--- DATA FOR ANALYSIS ---

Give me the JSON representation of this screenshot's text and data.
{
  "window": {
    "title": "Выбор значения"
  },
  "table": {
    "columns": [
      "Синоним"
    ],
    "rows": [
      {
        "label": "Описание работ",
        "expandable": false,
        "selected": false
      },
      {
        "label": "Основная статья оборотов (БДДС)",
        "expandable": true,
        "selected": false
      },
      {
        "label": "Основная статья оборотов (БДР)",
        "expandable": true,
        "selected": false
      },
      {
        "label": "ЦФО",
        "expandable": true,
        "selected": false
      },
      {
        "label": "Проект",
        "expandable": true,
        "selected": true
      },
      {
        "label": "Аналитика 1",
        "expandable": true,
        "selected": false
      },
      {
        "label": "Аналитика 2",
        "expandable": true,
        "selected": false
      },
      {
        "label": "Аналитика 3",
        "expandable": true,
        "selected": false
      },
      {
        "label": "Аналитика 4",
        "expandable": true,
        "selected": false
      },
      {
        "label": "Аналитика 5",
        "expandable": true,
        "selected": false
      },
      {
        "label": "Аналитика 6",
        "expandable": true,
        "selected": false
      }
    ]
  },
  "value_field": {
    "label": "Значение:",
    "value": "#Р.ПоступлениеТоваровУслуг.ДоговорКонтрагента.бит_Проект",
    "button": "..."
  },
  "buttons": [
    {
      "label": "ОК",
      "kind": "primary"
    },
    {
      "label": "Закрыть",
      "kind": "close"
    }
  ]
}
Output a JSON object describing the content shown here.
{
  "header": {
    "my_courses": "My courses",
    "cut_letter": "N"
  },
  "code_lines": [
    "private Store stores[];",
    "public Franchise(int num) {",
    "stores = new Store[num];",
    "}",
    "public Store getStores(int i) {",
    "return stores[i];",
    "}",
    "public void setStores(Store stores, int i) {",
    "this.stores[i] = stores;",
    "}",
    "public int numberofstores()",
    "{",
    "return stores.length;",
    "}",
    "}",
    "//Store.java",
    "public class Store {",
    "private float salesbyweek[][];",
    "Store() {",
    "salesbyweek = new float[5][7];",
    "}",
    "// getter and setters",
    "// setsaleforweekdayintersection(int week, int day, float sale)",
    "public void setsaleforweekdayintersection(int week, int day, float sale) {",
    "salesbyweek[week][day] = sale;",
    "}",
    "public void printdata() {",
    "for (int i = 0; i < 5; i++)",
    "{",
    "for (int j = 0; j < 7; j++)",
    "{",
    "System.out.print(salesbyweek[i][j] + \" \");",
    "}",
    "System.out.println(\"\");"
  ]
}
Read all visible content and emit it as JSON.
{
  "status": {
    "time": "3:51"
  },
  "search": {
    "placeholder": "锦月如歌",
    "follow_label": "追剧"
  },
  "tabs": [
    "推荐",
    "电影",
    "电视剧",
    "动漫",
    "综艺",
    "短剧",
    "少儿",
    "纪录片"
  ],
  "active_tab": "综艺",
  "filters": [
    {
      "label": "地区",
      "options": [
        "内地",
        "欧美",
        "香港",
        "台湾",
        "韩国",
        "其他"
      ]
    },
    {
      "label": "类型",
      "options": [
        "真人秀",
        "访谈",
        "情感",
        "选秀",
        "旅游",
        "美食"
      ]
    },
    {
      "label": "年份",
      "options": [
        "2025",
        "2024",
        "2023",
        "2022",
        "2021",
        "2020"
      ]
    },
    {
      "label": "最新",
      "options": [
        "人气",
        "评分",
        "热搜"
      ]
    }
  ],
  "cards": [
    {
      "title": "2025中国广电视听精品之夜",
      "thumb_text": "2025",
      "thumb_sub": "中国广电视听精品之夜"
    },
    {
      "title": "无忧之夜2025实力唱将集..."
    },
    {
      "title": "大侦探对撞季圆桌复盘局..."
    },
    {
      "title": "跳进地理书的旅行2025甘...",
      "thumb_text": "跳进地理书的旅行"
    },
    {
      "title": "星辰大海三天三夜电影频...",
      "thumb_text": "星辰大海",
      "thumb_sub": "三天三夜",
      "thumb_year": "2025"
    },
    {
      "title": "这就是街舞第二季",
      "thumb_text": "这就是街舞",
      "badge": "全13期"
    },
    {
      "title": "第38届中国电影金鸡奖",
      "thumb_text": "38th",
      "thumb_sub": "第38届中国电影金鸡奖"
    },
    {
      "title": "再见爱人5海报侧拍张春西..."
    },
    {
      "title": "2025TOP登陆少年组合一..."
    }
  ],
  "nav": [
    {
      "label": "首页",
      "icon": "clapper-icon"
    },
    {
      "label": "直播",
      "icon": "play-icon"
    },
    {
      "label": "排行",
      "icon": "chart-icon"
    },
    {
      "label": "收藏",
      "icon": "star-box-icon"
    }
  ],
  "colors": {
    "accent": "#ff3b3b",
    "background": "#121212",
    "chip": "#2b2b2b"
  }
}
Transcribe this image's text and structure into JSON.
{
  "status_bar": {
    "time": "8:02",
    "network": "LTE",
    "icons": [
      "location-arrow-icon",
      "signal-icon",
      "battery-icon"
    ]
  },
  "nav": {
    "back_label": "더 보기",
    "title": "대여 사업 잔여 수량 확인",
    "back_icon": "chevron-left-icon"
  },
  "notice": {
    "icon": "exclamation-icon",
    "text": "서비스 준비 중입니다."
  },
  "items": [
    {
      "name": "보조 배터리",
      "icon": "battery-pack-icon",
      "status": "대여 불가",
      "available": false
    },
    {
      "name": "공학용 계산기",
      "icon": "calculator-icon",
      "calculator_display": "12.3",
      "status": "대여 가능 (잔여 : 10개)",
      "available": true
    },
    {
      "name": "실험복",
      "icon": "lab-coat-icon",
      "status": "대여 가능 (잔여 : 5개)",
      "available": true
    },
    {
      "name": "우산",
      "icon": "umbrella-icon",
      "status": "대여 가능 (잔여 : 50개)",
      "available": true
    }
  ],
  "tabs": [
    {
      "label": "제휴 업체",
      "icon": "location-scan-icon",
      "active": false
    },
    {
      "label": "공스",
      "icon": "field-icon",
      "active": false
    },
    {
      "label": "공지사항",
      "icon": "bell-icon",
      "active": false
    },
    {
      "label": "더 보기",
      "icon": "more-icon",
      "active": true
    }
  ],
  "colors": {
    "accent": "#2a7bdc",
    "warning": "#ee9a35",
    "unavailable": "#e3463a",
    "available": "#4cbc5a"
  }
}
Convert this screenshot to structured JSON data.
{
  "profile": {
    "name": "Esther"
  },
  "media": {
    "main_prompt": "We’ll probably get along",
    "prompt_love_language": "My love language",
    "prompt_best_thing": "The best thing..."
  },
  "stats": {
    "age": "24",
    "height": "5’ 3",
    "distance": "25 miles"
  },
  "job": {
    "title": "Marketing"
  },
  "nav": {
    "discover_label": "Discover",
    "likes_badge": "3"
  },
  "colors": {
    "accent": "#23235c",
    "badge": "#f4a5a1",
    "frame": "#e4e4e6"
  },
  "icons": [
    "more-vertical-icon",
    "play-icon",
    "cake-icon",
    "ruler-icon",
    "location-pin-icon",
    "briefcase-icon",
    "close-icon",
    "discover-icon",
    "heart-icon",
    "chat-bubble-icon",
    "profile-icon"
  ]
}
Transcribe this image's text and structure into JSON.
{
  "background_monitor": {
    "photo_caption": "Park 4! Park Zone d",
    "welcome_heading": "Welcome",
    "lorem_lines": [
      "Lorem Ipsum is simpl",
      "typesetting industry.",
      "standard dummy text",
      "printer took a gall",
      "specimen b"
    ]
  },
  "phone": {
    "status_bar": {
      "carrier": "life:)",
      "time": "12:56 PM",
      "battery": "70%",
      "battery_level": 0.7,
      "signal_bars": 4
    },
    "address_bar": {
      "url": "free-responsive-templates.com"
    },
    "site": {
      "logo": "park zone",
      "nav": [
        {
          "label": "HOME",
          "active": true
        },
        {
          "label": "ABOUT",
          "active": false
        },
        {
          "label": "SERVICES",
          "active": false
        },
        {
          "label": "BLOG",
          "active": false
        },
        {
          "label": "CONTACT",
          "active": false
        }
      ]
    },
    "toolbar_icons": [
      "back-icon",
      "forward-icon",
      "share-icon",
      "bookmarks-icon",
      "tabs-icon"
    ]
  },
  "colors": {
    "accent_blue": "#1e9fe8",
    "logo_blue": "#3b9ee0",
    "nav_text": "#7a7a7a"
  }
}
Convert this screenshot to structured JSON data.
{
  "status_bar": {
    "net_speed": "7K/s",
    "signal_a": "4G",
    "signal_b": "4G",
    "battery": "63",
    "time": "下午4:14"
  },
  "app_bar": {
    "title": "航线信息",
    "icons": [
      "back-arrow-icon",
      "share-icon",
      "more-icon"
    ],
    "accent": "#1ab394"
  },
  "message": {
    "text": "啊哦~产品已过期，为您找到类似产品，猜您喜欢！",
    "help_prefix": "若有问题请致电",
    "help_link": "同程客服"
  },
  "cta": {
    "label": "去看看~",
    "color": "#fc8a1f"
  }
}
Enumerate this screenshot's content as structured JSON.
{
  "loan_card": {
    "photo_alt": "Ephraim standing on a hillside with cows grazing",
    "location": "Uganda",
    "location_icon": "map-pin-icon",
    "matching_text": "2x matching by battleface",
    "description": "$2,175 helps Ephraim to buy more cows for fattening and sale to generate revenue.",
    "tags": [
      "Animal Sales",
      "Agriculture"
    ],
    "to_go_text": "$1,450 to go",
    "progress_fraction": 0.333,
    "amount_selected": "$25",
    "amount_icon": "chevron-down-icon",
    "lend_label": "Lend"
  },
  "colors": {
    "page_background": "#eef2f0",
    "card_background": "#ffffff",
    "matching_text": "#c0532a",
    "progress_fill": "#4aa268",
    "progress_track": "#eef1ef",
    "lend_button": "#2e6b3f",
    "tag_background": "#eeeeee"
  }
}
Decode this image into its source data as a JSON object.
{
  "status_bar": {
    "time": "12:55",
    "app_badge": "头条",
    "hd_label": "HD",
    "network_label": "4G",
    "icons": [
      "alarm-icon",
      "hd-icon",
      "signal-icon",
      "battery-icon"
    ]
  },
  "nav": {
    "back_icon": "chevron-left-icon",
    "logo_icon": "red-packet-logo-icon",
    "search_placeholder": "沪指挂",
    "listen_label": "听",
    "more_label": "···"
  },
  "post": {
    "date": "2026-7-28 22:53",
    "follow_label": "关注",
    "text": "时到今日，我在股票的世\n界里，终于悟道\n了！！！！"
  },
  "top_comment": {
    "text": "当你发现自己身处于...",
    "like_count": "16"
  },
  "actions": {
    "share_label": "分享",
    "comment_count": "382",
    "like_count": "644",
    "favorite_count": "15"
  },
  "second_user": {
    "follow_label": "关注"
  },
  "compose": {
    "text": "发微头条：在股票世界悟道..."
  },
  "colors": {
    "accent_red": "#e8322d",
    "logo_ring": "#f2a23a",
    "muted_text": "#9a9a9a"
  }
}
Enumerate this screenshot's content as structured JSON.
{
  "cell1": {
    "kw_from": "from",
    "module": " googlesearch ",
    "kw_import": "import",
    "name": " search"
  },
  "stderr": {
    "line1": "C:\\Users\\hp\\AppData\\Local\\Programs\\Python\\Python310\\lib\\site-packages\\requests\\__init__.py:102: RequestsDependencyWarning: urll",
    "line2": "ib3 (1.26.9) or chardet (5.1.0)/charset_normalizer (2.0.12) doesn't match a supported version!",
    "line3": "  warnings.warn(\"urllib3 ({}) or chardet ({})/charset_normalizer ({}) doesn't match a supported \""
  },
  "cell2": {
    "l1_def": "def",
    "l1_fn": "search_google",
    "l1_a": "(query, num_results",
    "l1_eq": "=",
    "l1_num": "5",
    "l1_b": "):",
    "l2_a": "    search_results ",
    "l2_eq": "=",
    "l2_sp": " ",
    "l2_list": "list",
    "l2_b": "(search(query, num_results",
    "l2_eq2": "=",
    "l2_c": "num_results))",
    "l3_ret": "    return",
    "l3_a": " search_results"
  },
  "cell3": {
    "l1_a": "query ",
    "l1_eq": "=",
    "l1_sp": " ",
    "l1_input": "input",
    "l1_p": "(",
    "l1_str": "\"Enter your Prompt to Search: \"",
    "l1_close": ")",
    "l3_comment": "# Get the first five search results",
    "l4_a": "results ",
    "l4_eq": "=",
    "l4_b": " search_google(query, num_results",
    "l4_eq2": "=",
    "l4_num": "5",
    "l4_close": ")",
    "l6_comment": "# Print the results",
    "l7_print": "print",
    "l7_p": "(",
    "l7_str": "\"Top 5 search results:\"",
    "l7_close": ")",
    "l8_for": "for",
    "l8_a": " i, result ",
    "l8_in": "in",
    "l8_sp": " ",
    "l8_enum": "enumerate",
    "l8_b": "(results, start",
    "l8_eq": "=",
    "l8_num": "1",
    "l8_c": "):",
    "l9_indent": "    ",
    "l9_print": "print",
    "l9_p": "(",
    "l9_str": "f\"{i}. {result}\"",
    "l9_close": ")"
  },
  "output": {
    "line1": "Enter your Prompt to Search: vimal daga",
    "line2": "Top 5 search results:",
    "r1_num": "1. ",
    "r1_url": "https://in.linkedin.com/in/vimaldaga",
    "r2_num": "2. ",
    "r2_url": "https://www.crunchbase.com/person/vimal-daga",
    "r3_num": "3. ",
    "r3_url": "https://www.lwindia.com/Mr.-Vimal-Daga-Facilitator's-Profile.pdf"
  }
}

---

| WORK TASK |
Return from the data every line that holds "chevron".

| TASK ANSWER |
    "back_icon": "chevron-left-icon"
    "amount_icon": "chevron-down-icon",
    "back_icon": "chevron-left-icon",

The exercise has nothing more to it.